Where the Law and Film Converge
File this under: Not trade news. There were a few interesting movie-related stories last week that I failed to pick up that warrant mention here.
First is a story out of the NYTimes that befits an entry on QuizLaw (which is on indefinite hiatus, sorry to say). A man named Daniel Turkewitz sent his 12-page film script treatment to 10 current and former Supreme Court justices, and surprisingly got a response from our old friend, strict-constructionist Antonin Scalia.
The treatment was a comedy about Maine seceding from the Union and joining Canada (a not unlikely premise — up in Northern Maine, it’s a frequent topic of discussion). He asked the judges about the law behind such a secession, and Scalia — a blowhard, but a helluva entertaining one — suggested that though the question would likely never reach the Supremes, “the answer is clear. If there was any constitutional issue resolved by the Civil War, it is that there is no right to secede.”
Mr. Scalia added in the letter: “I find it difficult to envision who the parties to this lawsuit might be. Is the State suing the United States for a declaratory judgment? But the United States cannot be sued without its consent, and it has not consented to this sort of a suit.”
“I am sure that poetic license can overcome all that,” he continued, “but you do not need legal advice for that.”
Turkewitz is still seeking an agent.
Elsewhere, out in Italy, the ministry of health confiscated 7,000 pairs of 3D glasses from movie theaters, claiming that the glasses were a hygiene risk because they were not properly cleaned between screenings (wait? They’re actually supposed to clean them? I assumed the second-hand face grease was gratis). It also turns out, quite obviously, that 3D movies cause eye strain and headaches.

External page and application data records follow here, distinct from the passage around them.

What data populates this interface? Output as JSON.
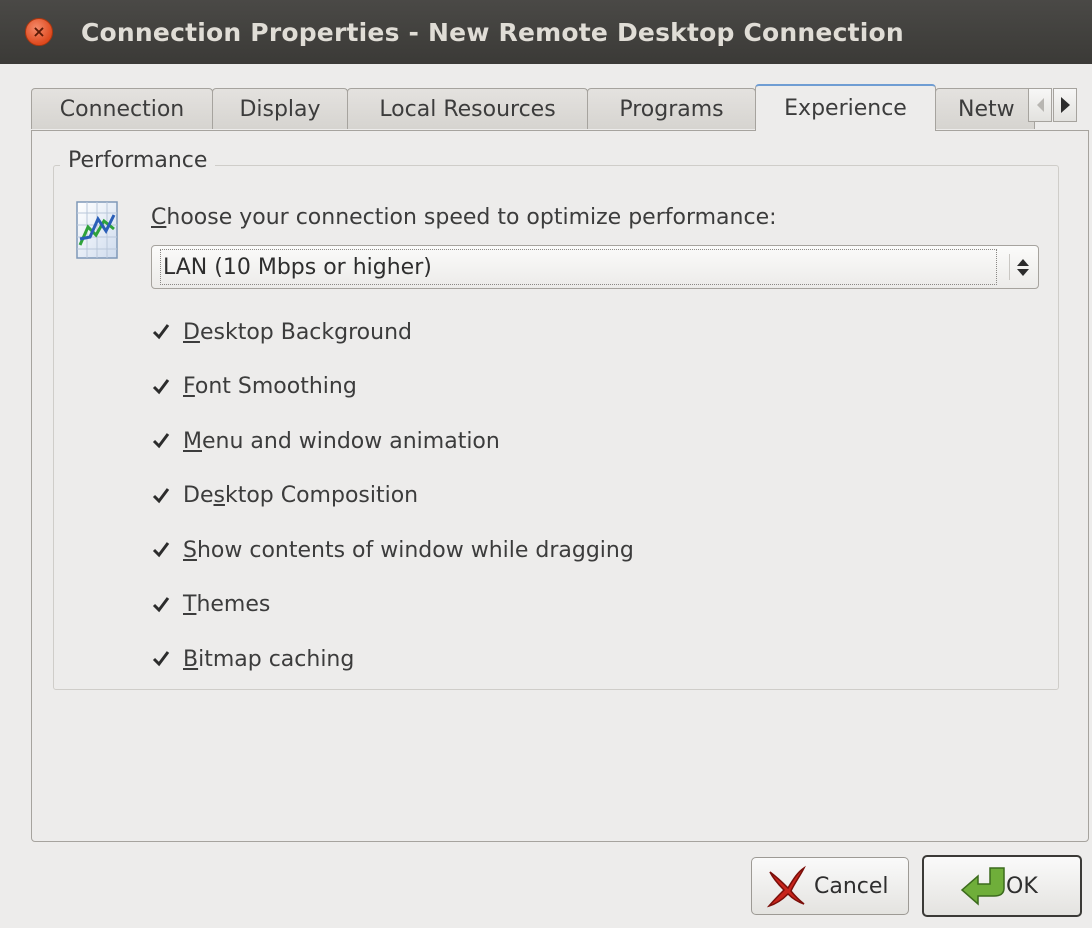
{
  "window": {
    "title": "Connection Properties - New Remote Desktop Connection"
  },
  "tabs": [
    {
      "label": "Connection",
      "active": false
    },
    {
      "label": "Display",
      "active": false
    },
    {
      "label": "Local Resources",
      "active": false
    },
    {
      "label": "Programs",
      "active": false
    },
    {
      "label": "Experience",
      "active": true
    },
    {
      "label": "Netw",
      "active": false
    }
  ],
  "performance": {
    "legend": "Performance",
    "speed_label_first": "C",
    "speed_label_rest": "hoose your connection speed to optimize performance:",
    "speed_value": "LAN (10 Mbps or higher)",
    "options": [
      {
        "mnemonic": "D",
        "rest": "esktop Background",
        "checked": true
      },
      {
        "mnemonic": "F",
        "rest": "ont Smoothing",
        "checked": true
      },
      {
        "mnemonic": "M",
        "rest": "enu and window animation",
        "checked": true
      },
      {
        "mnemonic": "",
        "pre": "De",
        "mid": "s",
        "post": "ktop Composition",
        "checked": true
      },
      {
        "mnemonic": "S",
        "rest": "how contents of window while dragging",
        "checked": true
      },
      {
        "mnemonic": "T",
        "rest": "hemes",
        "checked": true
      },
      {
        "mnemonic": "B",
        "rest": "itmap caching",
        "checked": true
      }
    ]
  },
  "buttons": {
    "cancel_label": "Cancel",
    "ok_label": "OK"
  },
  "colors": {
    "titlebar": "#3b3a37",
    "close_button": "#df4a1f",
    "window_bg": "#edeceb",
    "active_tab_accent": "#6f9dd3"
  },
  "icons": {
    "close": "close-icon",
    "performance": "performance-chart-icon",
    "checkbox": "checkmark-icon",
    "cancel": "red-x-icon",
    "ok": "green-arrow-icon"
  }
}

You remember the class-action lawsuit at the end of The Jerk? Could we expect the same sort of class action against studios that create 3D movies? Undoubtedly.
According to the NYTimes, clearly trying to find something to write about on a slow news day, there’s been quite a furor over red-band trailers online, specifically the one for Kick-Ass that features an 11-year-old Hit Girl (played by 13-year-old Chloe Moritz) hurling a series of profanities before shooting a man in the face. That has apparently upset three people that the Times probably spent much of the afternoon trying to track down. Studios, meanwhile, continue to maintain that they’re attempting to keep those red-band trailers behind age gates and on age-appropriate websites. Because that’s what they have to say.
Also, how those 12-year-olds manage to dupe those age gates is a mystery to me. They’re impenetrable!
Oh, and one last note worth mentioning: Late Friday, Gawker uncovered a major ethical faux pas over at the grandfather of trade publications: Variety. It seems that the producers behind a film that no one has ever heard of called Iron Cross inexplicably paid the publication a substantial sum to run an extensive Oscar campaign on their behalf (the movie was Roy Scheider’s last before his death, but is of little note otherwise). Variety subsequently ran a review of the movie calling it “hackneyed,” “preposterous,” “mediocre,” “choppy,” and “uncertain.” Soon thereafter, however, the movie’s producers called to complain about the negative review. And of course, Variety didn’t want to piss off an advertiser that had paid them $400,000 so they quickly yanked the review.
This, folks, is why the trades are on the brink of shuttering.
The full report and one hell of an entertaining email can be found over on Gawker. Also note that, of all the major movie campaigns that have been run on this site, I don’t think we’ve ever given more than one or two of those movies (Zombieland and … ?) a positive review.